The word to look for is "data". Report every line of the entries below that has it.

** EXTRACTED ENTRIES follows **

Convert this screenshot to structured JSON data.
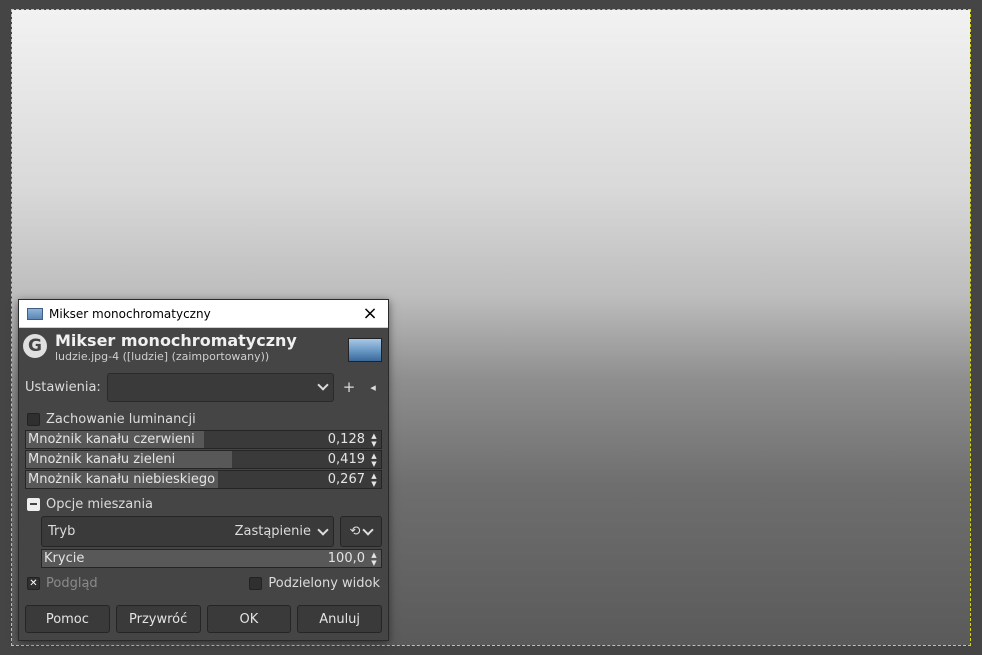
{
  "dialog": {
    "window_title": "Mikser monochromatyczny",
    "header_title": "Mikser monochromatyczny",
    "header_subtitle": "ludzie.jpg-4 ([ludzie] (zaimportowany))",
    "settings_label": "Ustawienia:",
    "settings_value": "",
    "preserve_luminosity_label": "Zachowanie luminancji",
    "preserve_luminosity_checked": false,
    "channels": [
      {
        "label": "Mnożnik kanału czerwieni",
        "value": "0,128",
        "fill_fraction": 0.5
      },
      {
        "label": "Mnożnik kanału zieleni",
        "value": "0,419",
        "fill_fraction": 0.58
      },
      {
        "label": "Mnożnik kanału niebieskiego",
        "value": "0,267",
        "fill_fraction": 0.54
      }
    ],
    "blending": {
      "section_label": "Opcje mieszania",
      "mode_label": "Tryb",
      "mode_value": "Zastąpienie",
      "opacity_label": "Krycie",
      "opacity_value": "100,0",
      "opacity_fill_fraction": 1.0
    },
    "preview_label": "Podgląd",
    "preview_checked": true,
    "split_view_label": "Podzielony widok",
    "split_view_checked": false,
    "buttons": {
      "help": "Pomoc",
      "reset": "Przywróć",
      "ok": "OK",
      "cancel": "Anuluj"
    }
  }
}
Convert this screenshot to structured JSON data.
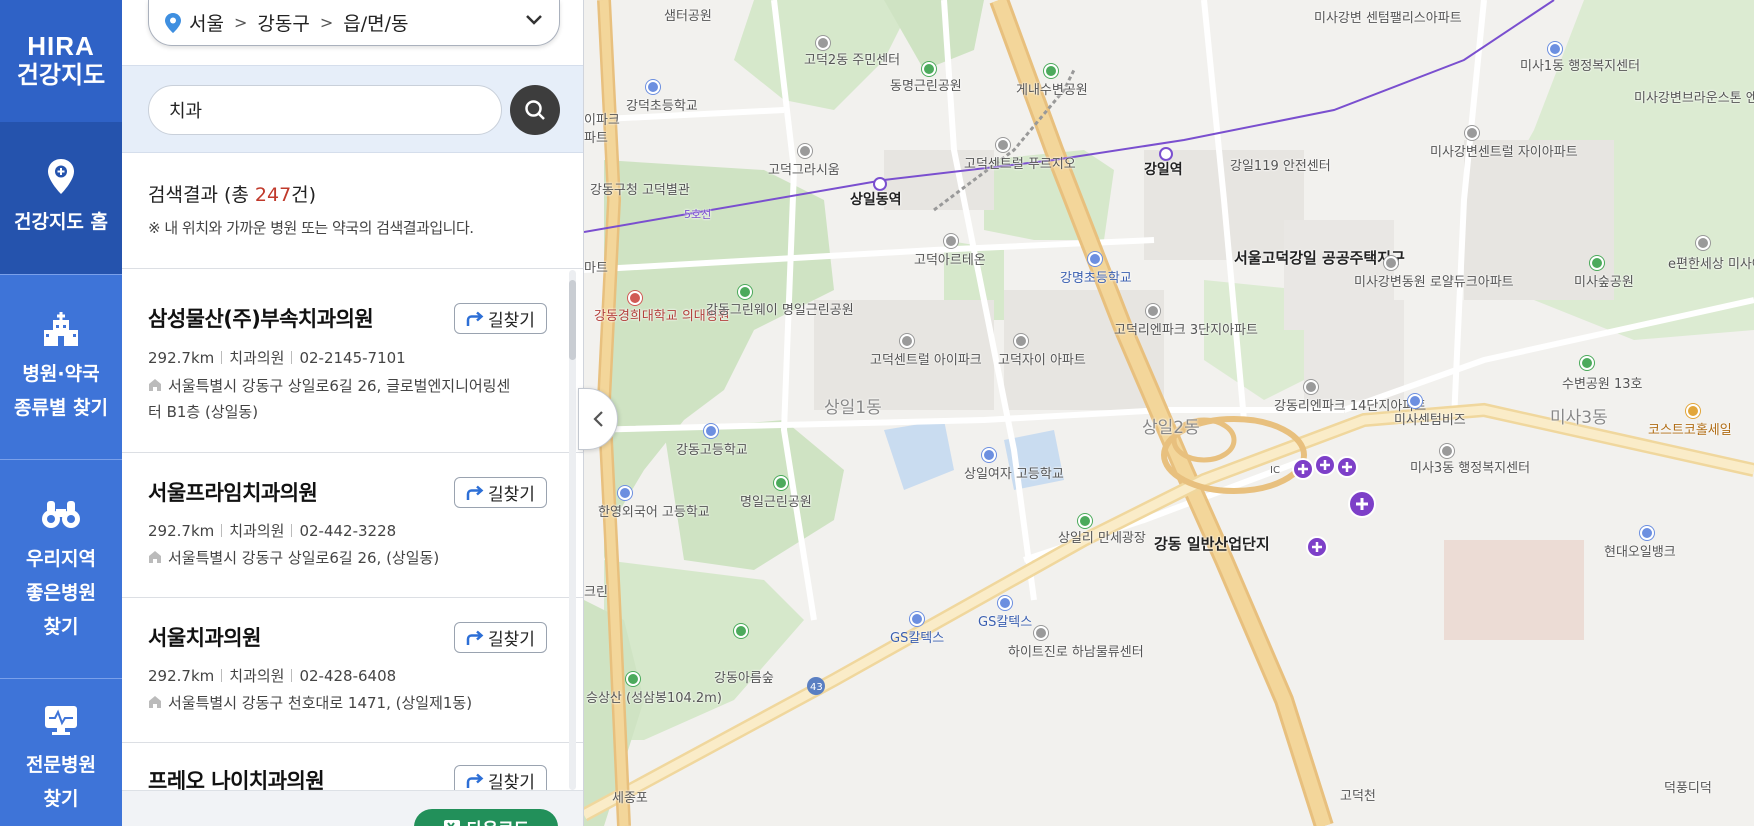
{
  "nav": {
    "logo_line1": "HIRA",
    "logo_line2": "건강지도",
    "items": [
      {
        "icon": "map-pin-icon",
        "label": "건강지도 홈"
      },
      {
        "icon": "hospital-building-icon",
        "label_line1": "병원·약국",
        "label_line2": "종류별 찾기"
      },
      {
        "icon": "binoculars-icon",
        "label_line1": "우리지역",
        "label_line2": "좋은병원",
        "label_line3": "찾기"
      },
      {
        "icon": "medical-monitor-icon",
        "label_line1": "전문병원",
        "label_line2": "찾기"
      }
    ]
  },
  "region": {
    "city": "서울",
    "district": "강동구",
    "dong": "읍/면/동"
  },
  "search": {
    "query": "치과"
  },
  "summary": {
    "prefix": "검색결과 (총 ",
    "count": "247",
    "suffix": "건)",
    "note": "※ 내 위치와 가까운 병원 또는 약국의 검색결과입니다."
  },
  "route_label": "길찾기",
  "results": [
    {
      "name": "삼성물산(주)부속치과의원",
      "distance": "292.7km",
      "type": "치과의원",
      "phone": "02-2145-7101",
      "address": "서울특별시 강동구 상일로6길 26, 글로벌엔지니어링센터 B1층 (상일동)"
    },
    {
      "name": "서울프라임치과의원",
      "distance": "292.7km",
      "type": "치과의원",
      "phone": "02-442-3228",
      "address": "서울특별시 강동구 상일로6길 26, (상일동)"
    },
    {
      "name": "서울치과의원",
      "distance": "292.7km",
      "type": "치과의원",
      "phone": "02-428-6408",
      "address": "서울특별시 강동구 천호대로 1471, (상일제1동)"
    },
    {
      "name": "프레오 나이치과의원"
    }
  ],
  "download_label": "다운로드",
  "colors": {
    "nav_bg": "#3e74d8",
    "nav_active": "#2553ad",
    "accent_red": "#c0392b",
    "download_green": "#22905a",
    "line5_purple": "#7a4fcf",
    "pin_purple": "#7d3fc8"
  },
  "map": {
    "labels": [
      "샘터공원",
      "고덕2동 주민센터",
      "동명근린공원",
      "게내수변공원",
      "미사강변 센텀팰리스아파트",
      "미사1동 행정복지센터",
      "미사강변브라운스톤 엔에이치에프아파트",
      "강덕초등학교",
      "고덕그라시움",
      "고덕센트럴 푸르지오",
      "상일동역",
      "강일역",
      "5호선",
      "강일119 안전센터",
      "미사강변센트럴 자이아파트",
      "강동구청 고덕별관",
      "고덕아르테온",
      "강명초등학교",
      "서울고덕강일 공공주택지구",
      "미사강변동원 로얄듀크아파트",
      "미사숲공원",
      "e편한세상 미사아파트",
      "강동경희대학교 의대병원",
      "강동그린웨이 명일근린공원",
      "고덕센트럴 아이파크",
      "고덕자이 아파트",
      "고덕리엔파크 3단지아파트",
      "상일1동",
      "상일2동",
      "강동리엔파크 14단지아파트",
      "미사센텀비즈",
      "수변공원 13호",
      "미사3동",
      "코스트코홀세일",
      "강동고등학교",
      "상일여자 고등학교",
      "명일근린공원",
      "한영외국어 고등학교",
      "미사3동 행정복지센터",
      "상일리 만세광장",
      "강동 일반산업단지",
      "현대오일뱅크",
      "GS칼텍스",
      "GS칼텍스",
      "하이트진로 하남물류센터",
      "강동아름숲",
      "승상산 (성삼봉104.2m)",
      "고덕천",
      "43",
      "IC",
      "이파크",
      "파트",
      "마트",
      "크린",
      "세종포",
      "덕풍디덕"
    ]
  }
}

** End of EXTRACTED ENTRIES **
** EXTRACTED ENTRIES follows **

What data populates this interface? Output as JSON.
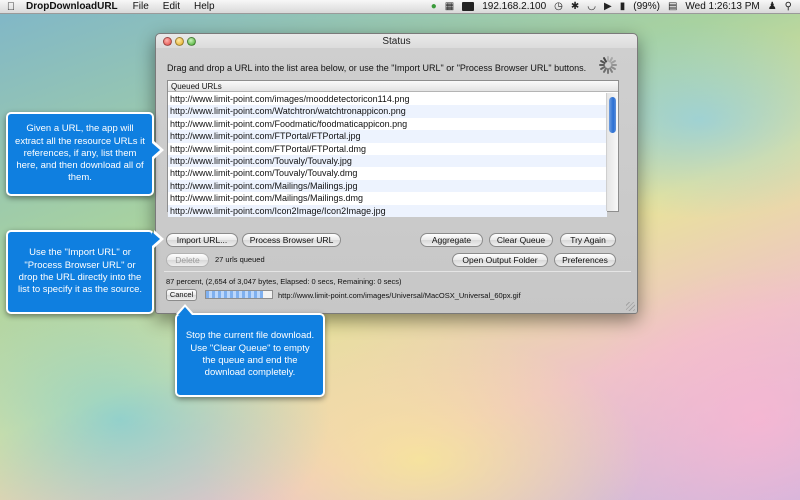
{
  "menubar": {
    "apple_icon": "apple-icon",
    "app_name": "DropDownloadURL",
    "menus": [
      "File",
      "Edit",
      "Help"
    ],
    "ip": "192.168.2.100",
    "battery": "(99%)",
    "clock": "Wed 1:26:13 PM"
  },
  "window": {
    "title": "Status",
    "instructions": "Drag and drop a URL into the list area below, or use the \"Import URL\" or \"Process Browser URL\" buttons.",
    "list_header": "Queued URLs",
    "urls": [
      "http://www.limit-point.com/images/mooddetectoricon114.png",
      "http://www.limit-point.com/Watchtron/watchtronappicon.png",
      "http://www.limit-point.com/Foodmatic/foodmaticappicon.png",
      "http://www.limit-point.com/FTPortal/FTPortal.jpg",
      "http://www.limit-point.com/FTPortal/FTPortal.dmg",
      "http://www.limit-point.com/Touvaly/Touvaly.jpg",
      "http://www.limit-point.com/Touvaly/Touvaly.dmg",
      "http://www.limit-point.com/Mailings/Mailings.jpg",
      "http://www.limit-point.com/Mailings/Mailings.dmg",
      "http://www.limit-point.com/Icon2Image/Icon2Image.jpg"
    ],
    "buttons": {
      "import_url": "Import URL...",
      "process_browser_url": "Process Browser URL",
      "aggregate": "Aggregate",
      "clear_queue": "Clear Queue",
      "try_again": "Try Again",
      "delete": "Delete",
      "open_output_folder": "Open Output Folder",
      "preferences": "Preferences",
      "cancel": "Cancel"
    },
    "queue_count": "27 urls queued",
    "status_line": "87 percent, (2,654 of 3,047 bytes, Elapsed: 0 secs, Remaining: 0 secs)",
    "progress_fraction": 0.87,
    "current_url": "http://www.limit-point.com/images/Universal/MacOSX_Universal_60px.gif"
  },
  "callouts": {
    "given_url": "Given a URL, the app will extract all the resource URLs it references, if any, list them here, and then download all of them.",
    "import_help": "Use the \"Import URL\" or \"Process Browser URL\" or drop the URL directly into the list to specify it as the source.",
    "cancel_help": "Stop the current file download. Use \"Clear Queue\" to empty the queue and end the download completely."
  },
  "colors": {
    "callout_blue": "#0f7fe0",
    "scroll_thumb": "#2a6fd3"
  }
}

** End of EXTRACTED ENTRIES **
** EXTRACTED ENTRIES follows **

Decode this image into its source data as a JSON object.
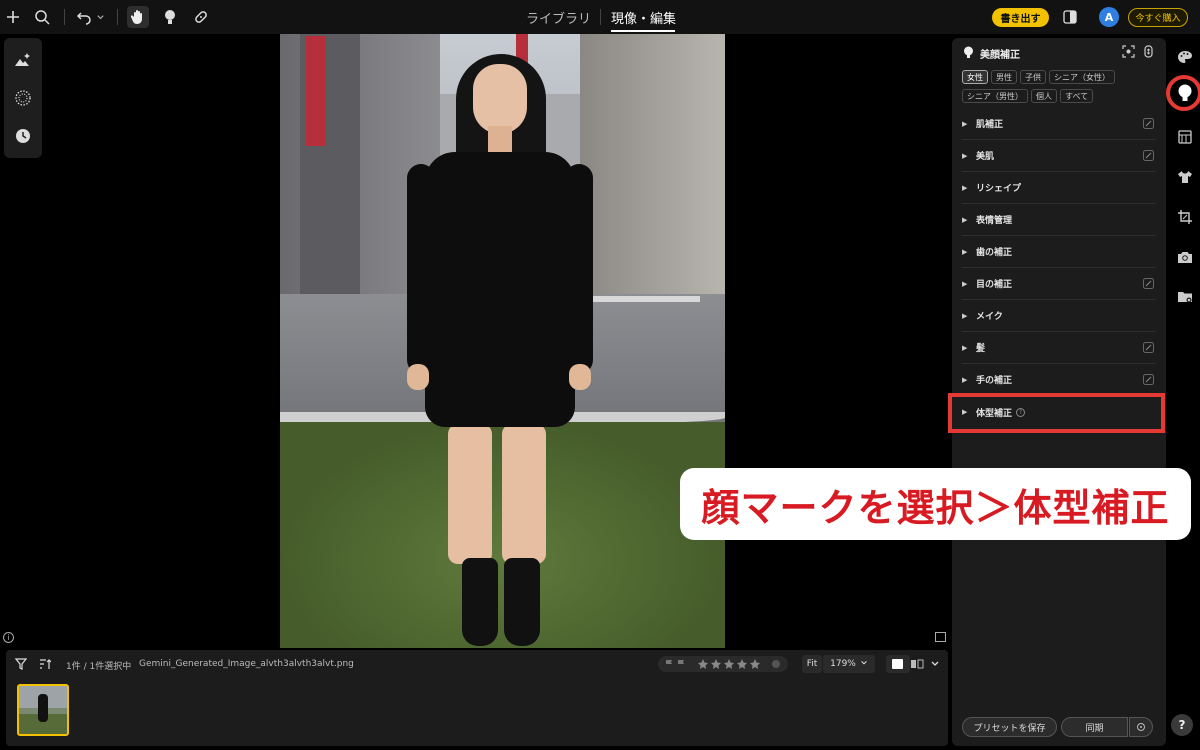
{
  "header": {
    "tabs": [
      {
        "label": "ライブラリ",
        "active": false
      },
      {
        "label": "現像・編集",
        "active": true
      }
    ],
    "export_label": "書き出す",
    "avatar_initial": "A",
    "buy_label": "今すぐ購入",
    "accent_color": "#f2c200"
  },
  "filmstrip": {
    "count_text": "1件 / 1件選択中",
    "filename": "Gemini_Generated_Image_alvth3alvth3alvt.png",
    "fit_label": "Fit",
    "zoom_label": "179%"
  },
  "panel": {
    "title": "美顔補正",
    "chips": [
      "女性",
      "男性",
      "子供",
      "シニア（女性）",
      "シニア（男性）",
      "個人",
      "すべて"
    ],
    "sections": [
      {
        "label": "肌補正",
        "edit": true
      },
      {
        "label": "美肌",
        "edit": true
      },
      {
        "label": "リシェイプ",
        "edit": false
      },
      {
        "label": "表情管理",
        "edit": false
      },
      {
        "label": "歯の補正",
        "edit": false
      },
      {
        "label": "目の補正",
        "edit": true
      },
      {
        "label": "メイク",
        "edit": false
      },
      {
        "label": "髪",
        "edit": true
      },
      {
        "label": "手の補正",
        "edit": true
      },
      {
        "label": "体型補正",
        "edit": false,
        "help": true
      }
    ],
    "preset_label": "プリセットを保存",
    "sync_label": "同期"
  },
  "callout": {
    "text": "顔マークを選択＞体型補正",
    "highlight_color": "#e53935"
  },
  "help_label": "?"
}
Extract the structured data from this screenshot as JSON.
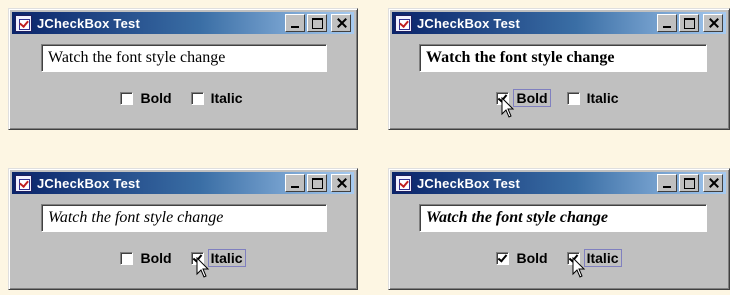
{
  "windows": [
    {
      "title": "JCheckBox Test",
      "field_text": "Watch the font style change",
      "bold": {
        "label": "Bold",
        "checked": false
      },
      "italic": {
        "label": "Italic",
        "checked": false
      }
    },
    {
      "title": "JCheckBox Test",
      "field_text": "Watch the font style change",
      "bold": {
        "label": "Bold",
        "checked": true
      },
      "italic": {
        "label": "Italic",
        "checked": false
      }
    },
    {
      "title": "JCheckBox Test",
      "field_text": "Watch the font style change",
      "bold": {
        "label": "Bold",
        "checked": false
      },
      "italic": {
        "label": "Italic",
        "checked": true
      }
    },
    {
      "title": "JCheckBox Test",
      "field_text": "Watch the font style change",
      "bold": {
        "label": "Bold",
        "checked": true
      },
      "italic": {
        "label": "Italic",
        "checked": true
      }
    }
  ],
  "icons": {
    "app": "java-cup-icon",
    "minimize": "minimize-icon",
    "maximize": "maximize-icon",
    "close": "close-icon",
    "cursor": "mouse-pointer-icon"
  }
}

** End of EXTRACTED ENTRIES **

WRITTEN ANSWER |
Convert this screenshot to structured JSON data.
Convert this screenshot to structured JSON data.
What data populates this interface? Output as JSON.
Decode this image into its source data as a JSON object.
Extract the structured data from this screenshot as JSON.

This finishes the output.